___ STORED DATA ___
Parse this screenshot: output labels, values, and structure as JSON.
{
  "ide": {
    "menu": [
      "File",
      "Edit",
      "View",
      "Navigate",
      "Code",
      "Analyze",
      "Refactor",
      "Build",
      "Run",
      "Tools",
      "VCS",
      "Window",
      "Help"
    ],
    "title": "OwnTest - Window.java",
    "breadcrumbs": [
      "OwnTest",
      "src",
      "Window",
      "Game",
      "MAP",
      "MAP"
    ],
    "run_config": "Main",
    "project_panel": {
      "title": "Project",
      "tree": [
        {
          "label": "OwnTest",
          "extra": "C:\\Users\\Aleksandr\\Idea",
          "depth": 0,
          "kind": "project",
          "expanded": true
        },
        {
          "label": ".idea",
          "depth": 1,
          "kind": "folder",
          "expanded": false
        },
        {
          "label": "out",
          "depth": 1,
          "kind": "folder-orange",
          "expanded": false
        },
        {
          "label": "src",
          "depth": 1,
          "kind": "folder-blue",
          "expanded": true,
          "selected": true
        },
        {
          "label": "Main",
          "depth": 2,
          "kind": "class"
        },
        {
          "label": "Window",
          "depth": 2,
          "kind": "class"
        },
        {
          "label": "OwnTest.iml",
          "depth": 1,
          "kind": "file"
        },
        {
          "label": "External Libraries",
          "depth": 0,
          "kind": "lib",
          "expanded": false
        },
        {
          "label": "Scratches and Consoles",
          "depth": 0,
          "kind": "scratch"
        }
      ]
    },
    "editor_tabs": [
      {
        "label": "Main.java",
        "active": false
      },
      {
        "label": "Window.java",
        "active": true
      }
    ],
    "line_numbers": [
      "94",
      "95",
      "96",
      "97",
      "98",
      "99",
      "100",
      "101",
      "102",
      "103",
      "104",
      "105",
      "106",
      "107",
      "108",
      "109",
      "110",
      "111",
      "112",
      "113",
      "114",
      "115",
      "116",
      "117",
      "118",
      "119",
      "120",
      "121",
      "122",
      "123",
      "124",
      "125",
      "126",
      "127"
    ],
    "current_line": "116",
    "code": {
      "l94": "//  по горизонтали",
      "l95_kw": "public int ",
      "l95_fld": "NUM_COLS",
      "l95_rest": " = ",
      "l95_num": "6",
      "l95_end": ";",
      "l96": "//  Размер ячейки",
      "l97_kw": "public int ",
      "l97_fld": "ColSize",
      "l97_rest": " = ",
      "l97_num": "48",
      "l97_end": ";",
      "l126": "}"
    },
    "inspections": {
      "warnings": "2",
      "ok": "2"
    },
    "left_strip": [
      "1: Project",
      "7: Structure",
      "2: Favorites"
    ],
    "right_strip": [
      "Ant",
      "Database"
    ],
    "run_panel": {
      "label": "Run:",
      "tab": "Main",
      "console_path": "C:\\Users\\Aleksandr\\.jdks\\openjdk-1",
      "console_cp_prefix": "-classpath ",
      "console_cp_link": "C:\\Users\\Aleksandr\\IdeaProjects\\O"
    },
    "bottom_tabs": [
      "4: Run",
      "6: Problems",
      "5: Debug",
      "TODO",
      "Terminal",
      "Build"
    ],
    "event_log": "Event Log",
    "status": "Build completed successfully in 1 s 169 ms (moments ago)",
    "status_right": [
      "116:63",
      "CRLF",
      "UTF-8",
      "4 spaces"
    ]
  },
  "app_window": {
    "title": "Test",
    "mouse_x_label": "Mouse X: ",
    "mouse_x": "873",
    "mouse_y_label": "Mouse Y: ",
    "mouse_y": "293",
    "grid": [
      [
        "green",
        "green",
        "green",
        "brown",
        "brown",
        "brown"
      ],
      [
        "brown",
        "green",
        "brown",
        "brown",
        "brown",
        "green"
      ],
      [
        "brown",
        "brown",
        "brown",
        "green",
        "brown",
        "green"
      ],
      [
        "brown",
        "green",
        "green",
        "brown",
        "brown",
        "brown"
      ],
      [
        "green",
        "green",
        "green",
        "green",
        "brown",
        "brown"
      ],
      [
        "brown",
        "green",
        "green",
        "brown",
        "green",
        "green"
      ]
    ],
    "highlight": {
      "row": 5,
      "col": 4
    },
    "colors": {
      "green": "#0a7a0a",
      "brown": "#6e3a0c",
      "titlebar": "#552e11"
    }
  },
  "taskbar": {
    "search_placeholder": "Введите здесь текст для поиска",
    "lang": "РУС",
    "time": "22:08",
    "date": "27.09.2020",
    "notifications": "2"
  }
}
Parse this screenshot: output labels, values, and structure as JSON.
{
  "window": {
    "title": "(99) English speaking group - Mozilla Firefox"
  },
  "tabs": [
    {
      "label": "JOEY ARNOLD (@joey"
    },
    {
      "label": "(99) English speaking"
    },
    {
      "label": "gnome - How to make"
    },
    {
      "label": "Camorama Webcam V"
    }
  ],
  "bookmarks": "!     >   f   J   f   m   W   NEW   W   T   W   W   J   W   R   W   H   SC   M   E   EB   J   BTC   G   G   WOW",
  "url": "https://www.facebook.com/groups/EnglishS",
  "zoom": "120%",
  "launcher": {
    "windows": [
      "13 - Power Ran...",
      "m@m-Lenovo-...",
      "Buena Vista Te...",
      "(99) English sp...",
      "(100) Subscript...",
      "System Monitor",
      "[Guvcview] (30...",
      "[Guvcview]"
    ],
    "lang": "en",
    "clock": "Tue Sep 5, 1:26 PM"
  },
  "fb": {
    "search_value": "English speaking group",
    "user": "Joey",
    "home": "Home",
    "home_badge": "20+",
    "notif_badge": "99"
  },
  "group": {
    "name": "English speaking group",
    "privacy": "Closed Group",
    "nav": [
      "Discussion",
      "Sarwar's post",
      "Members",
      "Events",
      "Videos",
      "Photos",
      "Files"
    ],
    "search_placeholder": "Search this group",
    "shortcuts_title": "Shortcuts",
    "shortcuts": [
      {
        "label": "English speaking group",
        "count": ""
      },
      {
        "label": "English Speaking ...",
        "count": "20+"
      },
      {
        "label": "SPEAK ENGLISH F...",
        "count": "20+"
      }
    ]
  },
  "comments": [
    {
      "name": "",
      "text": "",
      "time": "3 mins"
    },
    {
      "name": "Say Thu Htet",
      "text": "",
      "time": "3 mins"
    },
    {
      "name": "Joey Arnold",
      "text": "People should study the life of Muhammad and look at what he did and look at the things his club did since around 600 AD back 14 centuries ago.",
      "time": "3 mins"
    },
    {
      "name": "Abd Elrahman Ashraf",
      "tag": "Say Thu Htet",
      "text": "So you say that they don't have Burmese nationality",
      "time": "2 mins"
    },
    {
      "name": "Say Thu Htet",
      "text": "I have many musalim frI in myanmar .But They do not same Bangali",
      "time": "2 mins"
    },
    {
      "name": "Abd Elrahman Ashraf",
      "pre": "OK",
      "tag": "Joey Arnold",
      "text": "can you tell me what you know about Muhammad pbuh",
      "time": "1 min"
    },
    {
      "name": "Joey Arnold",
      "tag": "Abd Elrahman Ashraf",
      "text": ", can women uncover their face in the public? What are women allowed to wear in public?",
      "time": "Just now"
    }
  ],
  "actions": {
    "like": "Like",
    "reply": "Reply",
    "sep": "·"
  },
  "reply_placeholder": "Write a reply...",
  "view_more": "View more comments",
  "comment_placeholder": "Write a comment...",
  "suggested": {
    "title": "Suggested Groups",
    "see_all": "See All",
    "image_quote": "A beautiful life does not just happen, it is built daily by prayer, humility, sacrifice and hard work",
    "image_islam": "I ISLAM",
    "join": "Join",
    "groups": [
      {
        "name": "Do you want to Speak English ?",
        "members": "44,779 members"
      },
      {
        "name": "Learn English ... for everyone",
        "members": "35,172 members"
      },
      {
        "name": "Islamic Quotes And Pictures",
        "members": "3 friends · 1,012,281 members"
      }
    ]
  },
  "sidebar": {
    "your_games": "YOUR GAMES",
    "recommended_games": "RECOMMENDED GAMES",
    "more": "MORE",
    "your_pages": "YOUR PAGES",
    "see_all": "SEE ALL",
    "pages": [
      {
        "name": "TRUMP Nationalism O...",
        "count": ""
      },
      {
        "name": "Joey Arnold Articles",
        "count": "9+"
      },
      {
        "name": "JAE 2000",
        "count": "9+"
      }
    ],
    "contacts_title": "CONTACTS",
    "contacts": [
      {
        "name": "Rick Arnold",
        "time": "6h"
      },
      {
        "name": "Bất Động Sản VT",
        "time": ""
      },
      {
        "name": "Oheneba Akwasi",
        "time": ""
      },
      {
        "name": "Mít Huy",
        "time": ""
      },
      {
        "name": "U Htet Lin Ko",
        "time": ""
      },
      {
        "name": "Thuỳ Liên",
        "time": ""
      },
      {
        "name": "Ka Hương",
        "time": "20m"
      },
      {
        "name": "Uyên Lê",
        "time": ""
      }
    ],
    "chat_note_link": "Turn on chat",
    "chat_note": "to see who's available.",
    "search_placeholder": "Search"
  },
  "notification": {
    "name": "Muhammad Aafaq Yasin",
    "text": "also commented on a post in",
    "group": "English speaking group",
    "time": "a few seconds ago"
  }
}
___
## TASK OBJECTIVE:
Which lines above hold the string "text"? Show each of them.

## WRITTEN RESPONSE:
      "text": "",
      "text": "",
      "text": "People should study the life of Muhammad and look at what he did and look at the things his club did since around 600 AD back 14 centuries ago.",
      "text": "So you say that they don't have Burmese nationality",
      "text": "I have many musalim frI in myanmar .But They do not same Bangali",
      "text": "can you tell me what you know about Muhammad pbuh",
      "text": ", can women uncover their face in the public? What are women allowed to wear in public?",
    "text": "also commented on a post in",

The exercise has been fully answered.